→ **REQUIREMENT**: Exact repetition is required: output every record in full.

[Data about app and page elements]
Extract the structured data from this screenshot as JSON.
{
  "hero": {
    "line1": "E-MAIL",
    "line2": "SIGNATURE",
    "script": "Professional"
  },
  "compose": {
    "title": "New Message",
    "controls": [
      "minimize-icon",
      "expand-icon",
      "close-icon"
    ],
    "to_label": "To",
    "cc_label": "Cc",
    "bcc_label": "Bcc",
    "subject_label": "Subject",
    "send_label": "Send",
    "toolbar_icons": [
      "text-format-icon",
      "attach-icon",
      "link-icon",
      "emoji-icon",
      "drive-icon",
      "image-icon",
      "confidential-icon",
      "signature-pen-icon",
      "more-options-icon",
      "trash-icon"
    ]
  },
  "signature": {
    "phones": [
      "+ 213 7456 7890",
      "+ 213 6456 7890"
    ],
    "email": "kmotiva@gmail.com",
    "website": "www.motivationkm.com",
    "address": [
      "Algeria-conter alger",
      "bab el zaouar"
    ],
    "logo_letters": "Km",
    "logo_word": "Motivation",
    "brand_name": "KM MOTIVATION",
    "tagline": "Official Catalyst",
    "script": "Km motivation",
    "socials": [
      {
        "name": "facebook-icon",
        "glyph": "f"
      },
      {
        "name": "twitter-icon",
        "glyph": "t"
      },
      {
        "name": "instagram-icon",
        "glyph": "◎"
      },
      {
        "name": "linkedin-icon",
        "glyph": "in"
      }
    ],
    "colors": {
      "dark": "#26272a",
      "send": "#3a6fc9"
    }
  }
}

→ **RESPONSE TO THE TASK**:
Extract the structured data from this screenshot as JSON.
{
  "hero": {
    "line1": "E-MAIL",
    "line2": "SIGNATURE",
    "script": "Professional"
  },
  "compose": {
    "title": "New Message",
    "controls": [
      "minimize-icon",
      "expand-icon",
      "close-icon"
    ],
    "to_label": "To",
    "cc_label": "Cc",
    "bcc_label": "Bcc",
    "subject_label": "Subject",
    "send_label": "Send",
    "toolbar_icons": [
      "text-format-icon",
      "attach-icon",
      "link-icon",
      "emoji-icon",
      "drive-icon",
      "image-icon",
      "confidential-icon",
      "signature-pen-icon",
      "more-options-icon",
      "trash-icon"
    ]
  },
  "signature": {
    "phones": [
      "+ 213 7456 7890",
      "+ 213 6456 7890"
    ],
    "email": "kmotiva@gmail.com",
    "website": "www.motivationkm.com",
    "address": [
      "Algeria-conter alger",
      "bab el zaouar"
    ],
    "logo_letters": "Km",
    "logo_word": "Motivation",
    "brand_name": "KM MOTIVATION",
    "tagline": "Official Catalyst",
    "script": "Km motivation",
    "socials": [
      {
        "name": "facebook-icon",
        "glyph": "f"
      },
      {
        "name": "twitter-icon",
        "glyph": "t"
      },
      {
        "name": "instagram-icon",
        "glyph": "◎"
      },
      {
        "name": "linkedin-icon",
        "glyph": "in"
      }
    ],
    "colors": {
      "dark": "#26272a",
      "send": "#3a6fc9"
    }
  }
}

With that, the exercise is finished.